The first podcast of 2018 focuses on poetry and how we believe you can get a true emotional reaction from your reader. We don’t take an analytical look at poetic techniques, but rather step back to consider how writing should be approached in the first place. This is an area in which there are no clear cut answers. The main thing to take away is, prepare to fail. (What a lighthearted way to start the year!)
In this end-of-year wrap up episode, we look back at what we achieved in 2017 and what we’ve got planned for the future. We also talk about Issue 9 of the magazine, which is about to be released! Finally we discuss the NaNoWriMo challenge that took place in November and talk about how short story writers can benefit from taking part.
Today's episode was inspired by a problem we've noticed in a few submissions.
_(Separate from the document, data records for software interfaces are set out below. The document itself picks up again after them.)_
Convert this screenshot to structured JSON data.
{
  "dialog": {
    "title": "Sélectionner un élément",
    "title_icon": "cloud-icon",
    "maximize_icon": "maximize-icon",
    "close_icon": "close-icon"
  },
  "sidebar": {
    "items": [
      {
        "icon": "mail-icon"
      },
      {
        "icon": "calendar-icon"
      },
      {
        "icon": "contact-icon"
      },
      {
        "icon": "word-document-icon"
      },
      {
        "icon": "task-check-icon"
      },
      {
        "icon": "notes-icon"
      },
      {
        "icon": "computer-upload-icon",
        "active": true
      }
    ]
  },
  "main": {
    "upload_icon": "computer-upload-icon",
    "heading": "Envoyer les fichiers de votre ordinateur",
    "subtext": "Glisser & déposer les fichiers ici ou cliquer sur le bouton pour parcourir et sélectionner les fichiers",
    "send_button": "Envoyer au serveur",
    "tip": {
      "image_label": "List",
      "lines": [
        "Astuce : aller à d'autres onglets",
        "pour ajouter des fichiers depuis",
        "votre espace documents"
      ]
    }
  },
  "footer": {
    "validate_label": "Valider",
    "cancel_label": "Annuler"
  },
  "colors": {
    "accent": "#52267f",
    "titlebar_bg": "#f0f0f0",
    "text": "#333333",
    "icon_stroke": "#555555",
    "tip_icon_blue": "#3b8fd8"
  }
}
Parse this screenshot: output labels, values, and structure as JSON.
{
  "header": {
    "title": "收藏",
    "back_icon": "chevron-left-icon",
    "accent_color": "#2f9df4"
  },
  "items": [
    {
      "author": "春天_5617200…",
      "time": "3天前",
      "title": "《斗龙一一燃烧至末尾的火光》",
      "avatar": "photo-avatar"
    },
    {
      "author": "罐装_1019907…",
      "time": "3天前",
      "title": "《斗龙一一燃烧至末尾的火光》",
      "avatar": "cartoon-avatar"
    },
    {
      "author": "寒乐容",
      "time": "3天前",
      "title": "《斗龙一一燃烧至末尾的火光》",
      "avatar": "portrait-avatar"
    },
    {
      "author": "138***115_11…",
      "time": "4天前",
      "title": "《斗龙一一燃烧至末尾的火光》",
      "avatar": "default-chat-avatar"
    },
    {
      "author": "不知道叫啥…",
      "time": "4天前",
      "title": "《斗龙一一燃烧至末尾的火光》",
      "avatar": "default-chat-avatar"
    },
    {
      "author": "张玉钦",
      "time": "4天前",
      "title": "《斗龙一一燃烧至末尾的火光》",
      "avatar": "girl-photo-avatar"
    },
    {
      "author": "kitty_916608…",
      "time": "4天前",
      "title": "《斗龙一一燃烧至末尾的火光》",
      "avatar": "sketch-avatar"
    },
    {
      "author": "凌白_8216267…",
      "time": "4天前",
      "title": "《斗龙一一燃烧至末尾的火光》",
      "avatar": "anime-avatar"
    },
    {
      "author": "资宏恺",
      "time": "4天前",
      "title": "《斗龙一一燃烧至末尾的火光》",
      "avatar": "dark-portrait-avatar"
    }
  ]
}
It's also something Jen is struggling with in her own writing: Overwriting.
This topic is one we've written about before, but we’re discussing it again as it’s an important one. Do you ever struggle with overwriting? Is less usually more? Share your thoughts and join the discussion.
We're back. We're married. And we're excited to be podcasting again.
As we head into another submission round, we thought it would be a good time to discuss them on the podcast, so today's episode is all about those final touches before you hit send.
Whether you get accepted or not is largely down to luck and submitting to the right place at the right time, but what can you do to have the best shot of being published? This episode touches on some things you should and shouldn’t do before sending your work out into the big wide world.
We’re taking a break from podcasting for the whole of August and this mini update episode explains why (spoiler: one week until the wedding!) We also touch on a problem that a lot of writers experience – feeling overwhelmed. Sometimes you need to prioritise certain things in your life and you should never beat yourself up for that.
In this week’s podcast, I keep the topic a surprise from Jen and put her on the spot about what’s holding her back from putting her work out there more.
Here are some of the reasons we touch on in this episode. Maybe you can relate to some of them?
- Perfectionism and never being completely happy with a piece
- Fear of rejection
- The pressure we put on ourselves
- Keeping up the motivation to keep getting back on the horse
- Not enough time to write AND put in the work necessary to submit
- Knowing where to submit
If any of this sounds familiar, you should probably listen to this episode! We’d love to hear your thoughts and, if we missed a reason that’s holding you back, comment below and let us know.
Writing can be a very solitary activity and a lot of writers would prefer to keep it that way, but putting yourself out there and spreading the word about your work can be extremely rewarding.
Self-promotion is often thought of as a dirty term and something that a lot of writers shy away from. However, it doesn’t always need to be about selling something and can really enrich your writing experience – even if you’ve never been published. In this episode, we look at some of the more rewarding kinds of self-promo for writers and see how building relationships can actually be the best kind of promotion for yourself and your writing.